0:41: First thing is that I think we have to have some form of tenure. Because we don't want folks to be fired for political purposes, retaliatory purposes. Teachers should not have to worry about what they say in a classroom and that they'll be fired because the principal doesn't believe in their political point of view or because they've disagreed with the principal. I think that we have to have protections there for that.
This is really important: here, Chris Christie admits that retaliation from an unfair principal is a genuine concern of a teacher, and that tenure exists to protect against this very real threat. He says, "... we have to have some form of tenure." He sees it as an imperative; we have to have tenure.
Now, the bill that's currently in the NJ Senate, TEACHNJ, specifically prohibits a teacher from appealing a principal's annual review that leads to a revocation of tenure. That review need be based only partially on actually student achievement; the rest is up to the principal. If the review is bad enough, that teacher will lose her tenure. And even though the school will set up a "school improvement panel," the bill grants it no actual powers; every indication is that the principal alone will have enough power to revoke a teacher's tenure through poor reviews:
The revocation of the tenure status of a teacher, assistant principal, or vice-principal shall not be subject to grievance or appeal except where the ground for the grievance or appeal is that the principal failed to adhere substantially to the evaluation process. Any such appeal initiated by an employee shall be directed to an administrative law judge within 30 days of the revocation of the employee’s tenure status. The appeal shall be reviewed by an administrative law judge within 30 days of the receipt of the appeal. [emphasis mine]
TEACHNJ, therefore, is in direct contradiction to Christie's stated reason for keeping tenure in "some form." It offers no protection in the very scenario Christie himself describes: a vindictive principal who fires a teacher based on a personal disagreement. Under TEACHNJ, that principal can strip a teacher's tenure with one bad annual review, and that teacher can never appeal the decision as long as the principal followed procedure.

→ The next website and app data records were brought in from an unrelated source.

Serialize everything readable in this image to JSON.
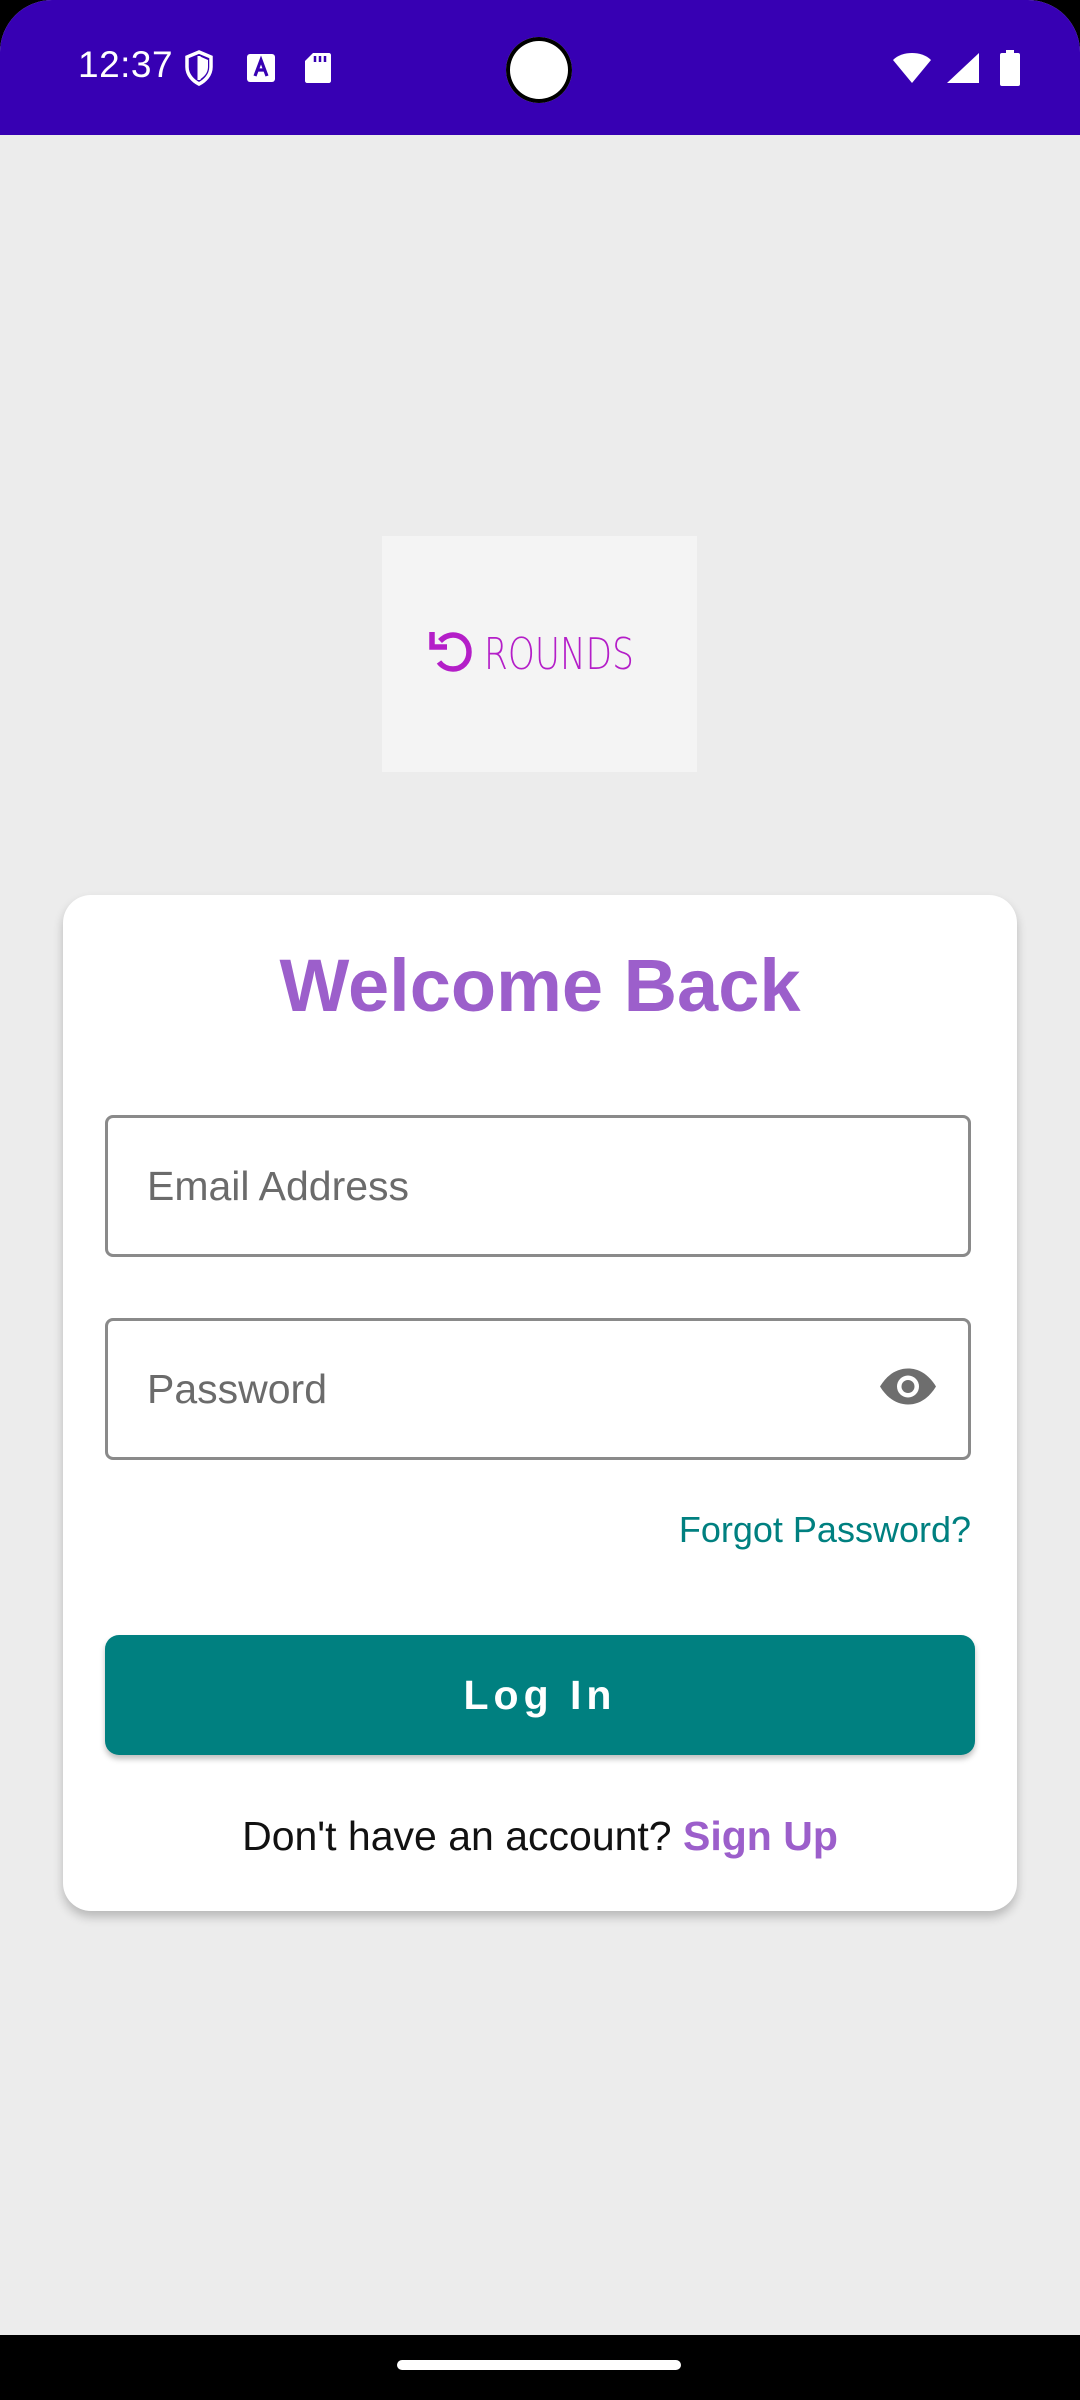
{
  "status_bar": {
    "time": "12:37",
    "icons_left": [
      "shield-icon",
      "text-a-icon",
      "sd-card-icon"
    ],
    "icons_right": [
      "wifi-icon",
      "signal-icon",
      "battery-icon"
    ],
    "background": "#3700b3"
  },
  "logo": {
    "text": "ROUNDS",
    "color": "#b41ec8"
  },
  "login_card": {
    "title": "Welcome Back",
    "email_placeholder": "Email Address",
    "password_placeholder": "Password",
    "forgot_password_label": "Forgot Password?",
    "login_button_label": "Log In",
    "signup_prompt": "Don't have an account?",
    "signup_label": "Sign Up"
  },
  "colors": {
    "accent_purple": "#9c5fcb",
    "primary_teal": "#008080",
    "background": "#ececec"
  }
}
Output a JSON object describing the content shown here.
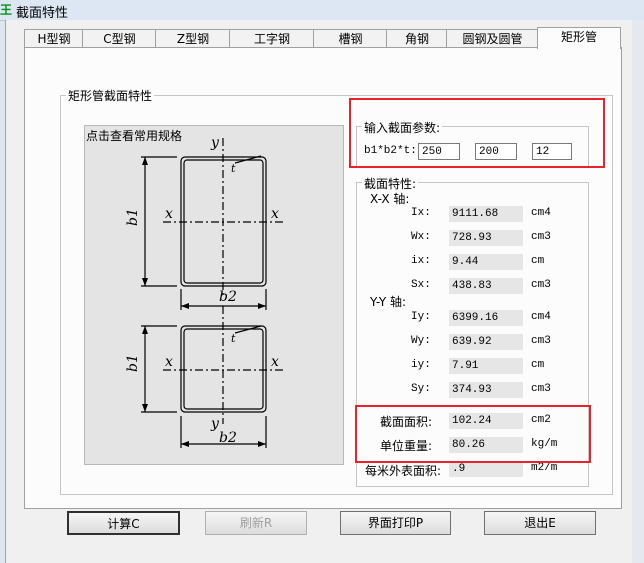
{
  "window": {
    "title": "截面特性",
    "icon": "app-icon"
  },
  "tabs": [
    "H型钢",
    "C型钢",
    "Z型钢",
    "工字钢",
    "槽钢",
    "角钢",
    "圆钢及圆管",
    "矩形管"
  ],
  "section": {
    "group_title": "矩形管截面特性",
    "figure_label": "点击查看常用规格",
    "diagram_labels": {
      "y": "y",
      "x": "x",
      "t": "t",
      "b1": "b1",
      "b2": "b2"
    }
  },
  "input": {
    "group_title": "输入截面参数:",
    "label": "b1*b2*t:",
    "values": [
      "250",
      "200",
      "12"
    ]
  },
  "properties": {
    "group_title": "截面特性:",
    "xx_title": "X-X 轴:",
    "yy_title": "Y-Y 轴:",
    "xx": [
      {
        "label": "Ix:",
        "value": "9111.68",
        "unit": "cm4"
      },
      {
        "label": "Wx:",
        "value": "728.93",
        "unit": "cm3"
      },
      {
        "label": "ix:",
        "value": "9.44",
        "unit": "cm"
      },
      {
        "label": "Sx:",
        "value": "438.83",
        "unit": "cm3"
      }
    ],
    "yy": [
      {
        "label": "Iy:",
        "value": "6399.16",
        "unit": "cm4"
      },
      {
        "label": "Wy:",
        "value": "639.92",
        "unit": "cm3"
      },
      {
        "label": "iy:",
        "value": "7.91",
        "unit": "cm"
      },
      {
        "label": "Sy:",
        "value": "374.93",
        "unit": "cm3"
      }
    ],
    "area": {
      "label": "截面面积:",
      "value": "102.24",
      "unit": "cm2"
    },
    "weight": {
      "label": "单位重量:",
      "value": "80.26",
      "unit": "kg/m"
    },
    "surface": {
      "label": "每米外表面积:",
      "value": ".9",
      "unit": "m2/m"
    }
  },
  "buttons": {
    "calc": "计算C",
    "refresh": "刷新R",
    "print": "界面打印P",
    "exit": "退出E"
  },
  "colors": {
    "highlight": "#e8232b"
  }
}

Unless Christie is prepared to disavow what he said a little more than a year ago, he cannot possibly support TEACHNJ in its current form.
That is, unless he is a huge, huge liar.